* [YOUR TASK]
The response should be an exact copy of the records, with the pictures removed.

Component data from apps and pages
^^^^

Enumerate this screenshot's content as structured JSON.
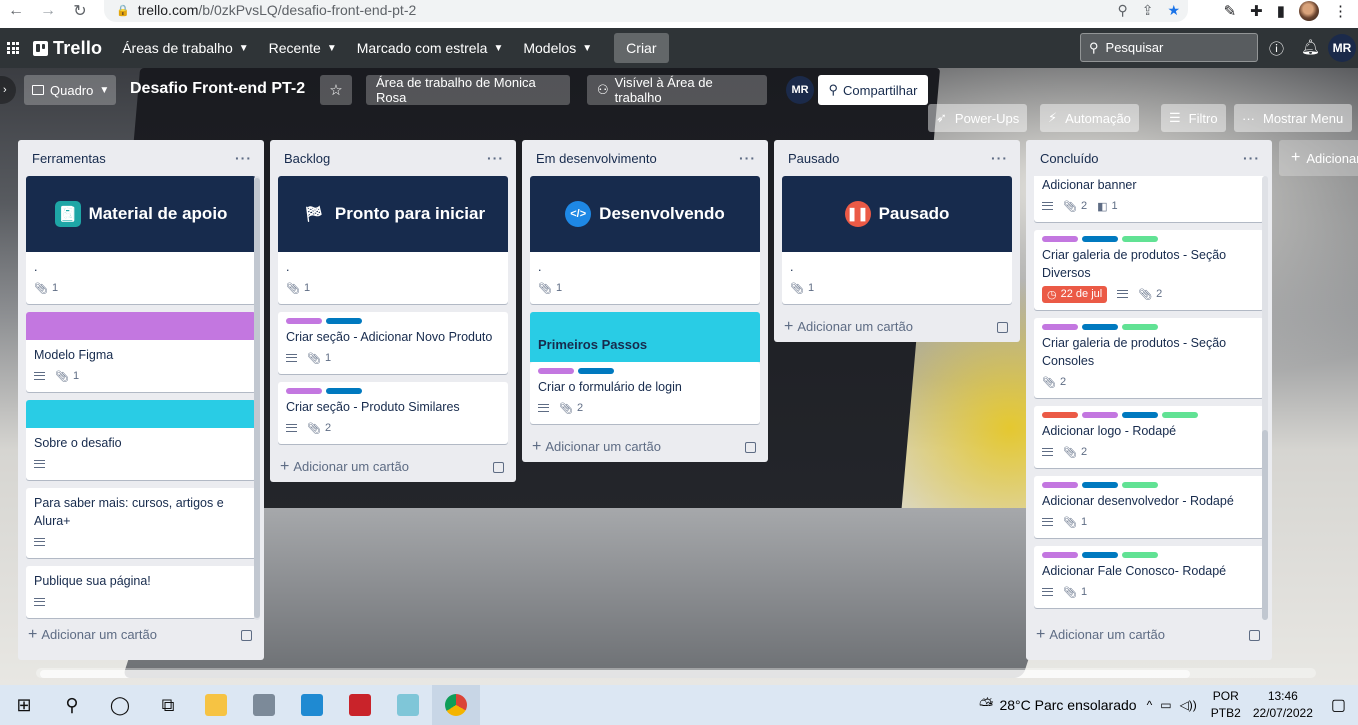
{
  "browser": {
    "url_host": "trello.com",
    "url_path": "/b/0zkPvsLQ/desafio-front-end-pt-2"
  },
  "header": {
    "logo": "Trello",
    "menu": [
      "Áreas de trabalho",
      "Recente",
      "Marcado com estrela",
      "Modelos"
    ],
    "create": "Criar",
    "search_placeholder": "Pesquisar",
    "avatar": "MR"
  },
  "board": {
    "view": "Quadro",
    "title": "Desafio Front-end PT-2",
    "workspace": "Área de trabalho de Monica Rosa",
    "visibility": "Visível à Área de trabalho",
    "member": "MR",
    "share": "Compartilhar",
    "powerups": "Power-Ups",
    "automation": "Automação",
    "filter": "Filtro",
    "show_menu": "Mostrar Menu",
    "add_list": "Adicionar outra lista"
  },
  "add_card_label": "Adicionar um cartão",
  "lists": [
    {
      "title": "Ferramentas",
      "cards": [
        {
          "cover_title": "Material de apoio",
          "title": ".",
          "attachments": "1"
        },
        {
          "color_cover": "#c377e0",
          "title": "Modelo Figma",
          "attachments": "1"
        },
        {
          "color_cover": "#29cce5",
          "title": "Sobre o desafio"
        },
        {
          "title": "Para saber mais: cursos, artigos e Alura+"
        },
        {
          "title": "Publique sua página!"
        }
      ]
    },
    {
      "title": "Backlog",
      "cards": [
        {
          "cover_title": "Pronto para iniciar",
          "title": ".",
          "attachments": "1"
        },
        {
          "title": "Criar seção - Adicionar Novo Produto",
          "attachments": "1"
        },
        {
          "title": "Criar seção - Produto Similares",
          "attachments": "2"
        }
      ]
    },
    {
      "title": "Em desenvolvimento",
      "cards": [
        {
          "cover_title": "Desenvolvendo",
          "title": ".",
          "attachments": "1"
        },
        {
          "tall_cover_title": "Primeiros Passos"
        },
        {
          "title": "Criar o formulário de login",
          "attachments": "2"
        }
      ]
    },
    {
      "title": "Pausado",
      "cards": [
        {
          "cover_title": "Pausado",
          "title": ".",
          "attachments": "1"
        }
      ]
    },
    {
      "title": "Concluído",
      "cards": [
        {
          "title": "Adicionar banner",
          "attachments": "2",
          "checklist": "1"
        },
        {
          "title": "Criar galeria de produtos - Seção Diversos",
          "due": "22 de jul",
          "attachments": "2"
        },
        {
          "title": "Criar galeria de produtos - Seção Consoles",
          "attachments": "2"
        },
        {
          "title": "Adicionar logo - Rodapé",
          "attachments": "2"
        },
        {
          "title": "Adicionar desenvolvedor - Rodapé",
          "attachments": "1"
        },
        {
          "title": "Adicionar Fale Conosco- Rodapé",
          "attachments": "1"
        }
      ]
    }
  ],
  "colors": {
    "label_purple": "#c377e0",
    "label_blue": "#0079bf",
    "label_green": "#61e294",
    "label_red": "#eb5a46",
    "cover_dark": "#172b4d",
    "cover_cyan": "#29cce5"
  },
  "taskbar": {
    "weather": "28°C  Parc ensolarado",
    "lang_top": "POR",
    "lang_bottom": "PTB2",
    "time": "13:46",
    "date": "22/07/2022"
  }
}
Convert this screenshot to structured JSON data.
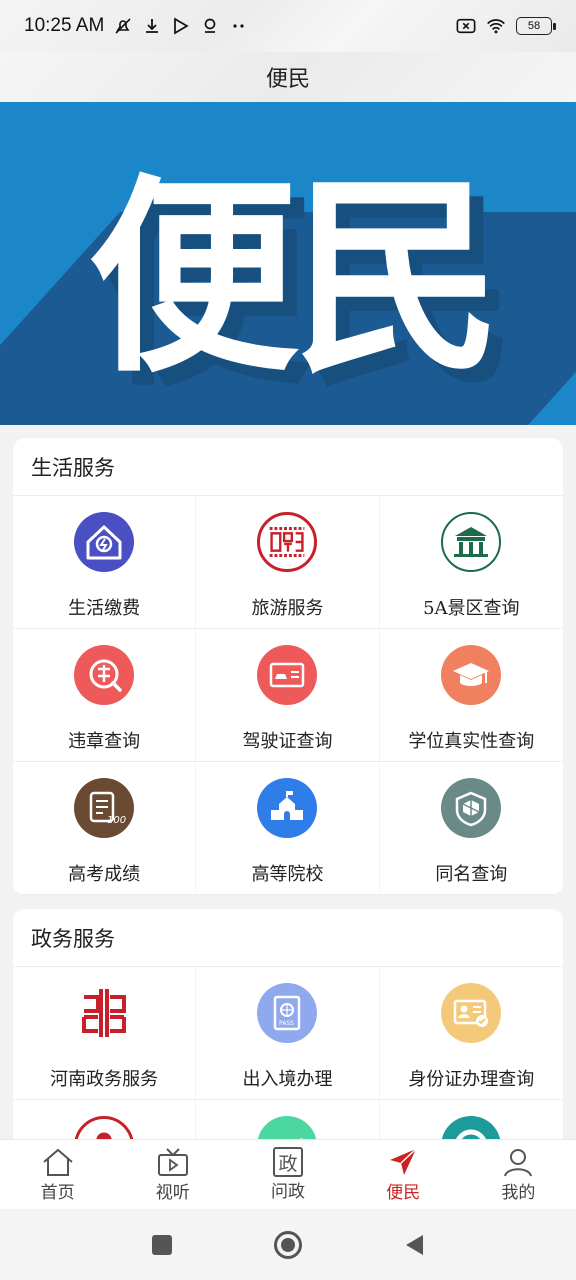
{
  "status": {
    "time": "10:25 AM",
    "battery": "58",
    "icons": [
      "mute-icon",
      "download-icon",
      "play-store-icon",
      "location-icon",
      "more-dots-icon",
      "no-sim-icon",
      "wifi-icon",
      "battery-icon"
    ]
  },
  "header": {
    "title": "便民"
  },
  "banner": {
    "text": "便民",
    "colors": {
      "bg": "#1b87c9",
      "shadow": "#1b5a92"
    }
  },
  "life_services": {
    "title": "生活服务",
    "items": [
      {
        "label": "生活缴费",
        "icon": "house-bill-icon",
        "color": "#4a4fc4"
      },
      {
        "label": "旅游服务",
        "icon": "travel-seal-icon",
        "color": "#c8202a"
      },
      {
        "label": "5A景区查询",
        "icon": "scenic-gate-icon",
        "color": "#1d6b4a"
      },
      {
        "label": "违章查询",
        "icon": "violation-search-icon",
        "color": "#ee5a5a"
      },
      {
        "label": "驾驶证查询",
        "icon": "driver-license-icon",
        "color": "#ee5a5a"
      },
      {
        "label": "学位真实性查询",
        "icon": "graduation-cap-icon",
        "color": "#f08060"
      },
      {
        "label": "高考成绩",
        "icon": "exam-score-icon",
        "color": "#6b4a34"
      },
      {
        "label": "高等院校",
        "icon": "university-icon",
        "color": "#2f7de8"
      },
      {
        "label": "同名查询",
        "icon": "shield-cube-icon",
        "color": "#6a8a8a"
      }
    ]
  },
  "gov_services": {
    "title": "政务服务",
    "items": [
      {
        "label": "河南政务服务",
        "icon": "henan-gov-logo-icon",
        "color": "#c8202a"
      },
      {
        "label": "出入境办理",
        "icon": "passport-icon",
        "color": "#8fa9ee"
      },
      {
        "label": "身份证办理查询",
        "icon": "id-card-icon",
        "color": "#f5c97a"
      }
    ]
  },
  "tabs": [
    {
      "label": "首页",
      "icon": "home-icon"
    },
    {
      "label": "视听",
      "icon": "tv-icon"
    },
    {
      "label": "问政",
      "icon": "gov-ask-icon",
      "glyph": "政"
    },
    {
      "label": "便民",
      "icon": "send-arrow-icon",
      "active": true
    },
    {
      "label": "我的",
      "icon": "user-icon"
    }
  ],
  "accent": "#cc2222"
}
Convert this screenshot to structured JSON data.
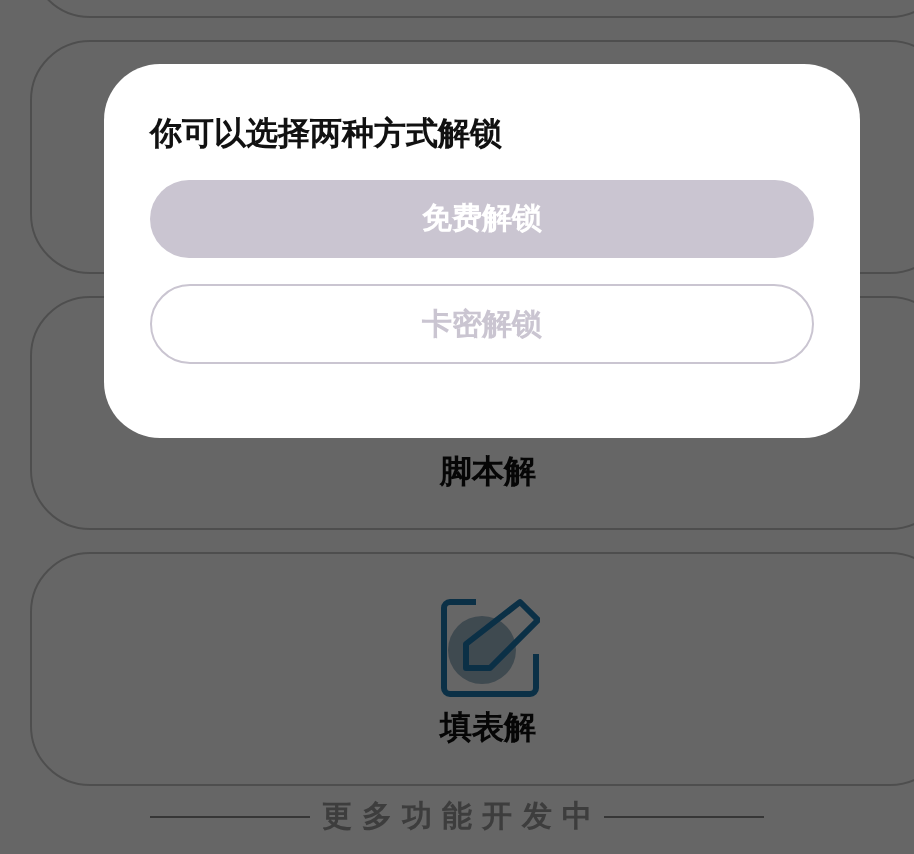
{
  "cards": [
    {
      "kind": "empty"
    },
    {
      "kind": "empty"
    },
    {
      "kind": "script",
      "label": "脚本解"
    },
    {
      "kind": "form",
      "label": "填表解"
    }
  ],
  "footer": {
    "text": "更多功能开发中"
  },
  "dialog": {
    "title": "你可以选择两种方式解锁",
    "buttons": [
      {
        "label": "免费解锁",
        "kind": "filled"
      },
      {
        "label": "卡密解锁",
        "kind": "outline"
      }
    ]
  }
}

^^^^

* [ANSWER SPACE]
Enumerate this screenshot's content as structured JSON.
{
  "browser": {
    "url_host": "trello.com",
    "url_path": "/b/0zkPvsLQ/desafio-front-end-pt-2"
  },
  "header": {
    "logo": "Trello",
    "menu": [
      "Áreas de trabalho",
      "Recente",
      "Marcado com estrela",
      "Modelos"
    ],
    "create": "Criar",
    "search_placeholder": "Pesquisar",
    "avatar": "MR"
  },
  "board": {
    "view": "Quadro",
    "title": "Desafio Front-end PT-2",
    "workspace": "Área de trabalho de Monica Rosa",
    "visibility": "Visível à Área de trabalho",
    "member": "MR",
    "share": "Compartilhar",
    "powerups": "Power-Ups",
    "automation": "Automação",
    "filter": "Filtro",
    "show_menu": "Mostrar Menu",
    "add_list": "Adicionar outra lista"
  },
  "add_card_label": "Adicionar um cartão",
  "lists": [
    {
      "title": "Ferramentas",
      "cards": [
        {
          "cover_title": "Material de apoio",
          "title": ".",
          "attachments": "1"
        },
        {
          "color_cover": "#c377e0",
          "title": "Modelo Figma",
          "attachments": "1"
        },
        {
          "color_cover": "#29cce5",
          "title": "Sobre o desafio"
        },
        {
          "title": "Para saber mais: cursos, artigos e Alura+"
        },
        {
          "title": "Publique sua página!"
        }
      ]
    },
    {
      "title": "Backlog",
      "cards": [
        {
          "cover_title": "Pronto para iniciar",
          "title": ".",
          "attachments": "1"
        },
        {
          "title": "Criar seção - Adicionar Novo Produto",
          "attachments": "1"
        },
        {
          "title": "Criar seção - Produto Similares",
          "attachments": "2"
        }
      ]
    },
    {
      "title": "Em desenvolvimento",
      "cards": [
        {
          "cover_title": "Desenvolvendo",
          "title": ".",
          "attachments": "1"
        },
        {
          "tall_cover_title": "Primeiros Passos"
        },
        {
          "title": "Criar o formulário de login",
          "attachments": "2"
        }
      ]
    },
    {
      "title": "Pausado",
      "cards": [
        {
          "cover_title": "Pausado",
          "title": ".",
          "attachments": "1"
        }
      ]
    },
    {
      "title": "Concluído",
      "cards": [
        {
          "title": "Adicionar banner",
          "attachments": "2",
          "checklist": "1"
        },
        {
          "title": "Criar galeria de produtos - Seção Diversos",
          "due": "22 de jul",
          "attachments": "2"
        },
        {
          "title": "Criar galeria de produtos - Seção Consoles",
          "attachments": "2"
        },
        {
          "title": "Adicionar logo - Rodapé",
          "attachments": "2"
        },
        {
          "title": "Adicionar desenvolvedor - Rodapé",
          "attachments": "1"
        },
        {
          "title": "Adicionar Fale Conosco- Rodapé",
          "attachments": "1"
        }
      ]
    }
  ],
  "colors": {
    "label_purple": "#c377e0",
    "label_blue": "#0079bf",
    "label_green": "#61e294",
    "label_red": "#eb5a46",
    "cover_dark": "#172b4d",
    "cover_cyan": "#29cce5"
  },
  "taskbar": {
    "weather": "28°C  Parc ensolarado",
    "lang_top": "POR",
    "lang_bottom": "PTB2",
    "time": "13:46",
    "date": "22/07/2022"
  }
}
Convert this screenshot to structured JSON data.
{
  "status": {
    "time": "10:25 AM",
    "battery": "58",
    "icons": [
      "mute-icon",
      "download-icon",
      "play-store-icon",
      "location-icon",
      "more-dots-icon",
      "no-sim-icon",
      "wifi-icon",
      "battery-icon"
    ]
  },
  "header": {
    "title": "便民"
  },
  "banner": {
    "text": "便民",
    "colors": {
      "bg": "#1b87c9",
      "shadow": "#1b5a92"
    }
  },
  "life_services": {
    "title": "生活服务",
    "items": [
      {
        "label": "生活缴费",
        "icon": "house-bill-icon",
        "color": "#4a4fc4"
      },
      {
        "label": "旅游服务",
        "icon": "travel-seal-icon",
        "color": "#c8202a"
      },
      {
        "label": "5A景区查询",
        "icon": "scenic-gate-icon",
        "color": "#1d6b4a"
      },
      {
        "label": "违章查询",
        "icon": "violation-search-icon",
        "color": "#ee5a5a"
      },
      {
        "label": "驾驶证查询",
        "icon": "driver-license-icon",
        "color": "#ee5a5a"
      },
      {
        "label": "学位真实性查询",
        "icon": "graduation-cap-icon",
        "color": "#f08060"
      },
      {
        "label": "高考成绩",
        "icon": "exam-score-icon",
        "color": "#6b4a34"
      },
      {
        "label": "高等院校",
        "icon": "university-icon",
        "color": "#2f7de8"
      },
      {
        "label": "同名查询",
        "icon": "shield-cube-icon",
        "color": "#6a8a8a"
      }
    ]
  },
  "gov_services": {
    "title": "政务服务",
    "items": [
      {
        "label": "河南政务服务",
        "icon": "henan-gov-logo-icon",
        "color": "#c8202a"
      },
      {
        "label": "出入境办理",
        "icon": "passport-icon",
        "color": "#8fa9ee"
      },
      {
        "label": "身份证办理查询",
        "icon": "id-card-icon",
        "color": "#f5c97a"
      }
    ]
  },
  "tabs": [
    {
      "label": "首页",
      "icon": "home-icon"
    },
    {
      "label": "视听",
      "icon": "tv-icon"
    },
    {
      "label": "问政",
      "icon": "gov-ask-icon",
      "glyph": "政"
    },
    {
      "label": "便民",
      "icon": "send-arrow-icon",
      "active": true
    },
    {
      "label": "我的",
      "icon": "user-icon"
    }
  ],
  "accent": "#cc2222"
}
Convert this screenshot to structured JSON data.
{
  "cards": [
    {
      "kind": "empty"
    },
    {
      "kind": "empty"
    },
    {
      "kind": "script",
      "label": "脚本解"
    },
    {
      "kind": "form",
      "label": "填表解"
    }
  ],
  "footer": {
    "text": "更多功能开发中"
  },
  "dialog": {
    "title": "你可以选择两种方式解锁",
    "buttons": [
      {
        "label": "免费解锁",
        "kind": "filled"
      },
      {
        "label": "卡密解锁",
        "kind": "outline"
      }
    ]
  }
}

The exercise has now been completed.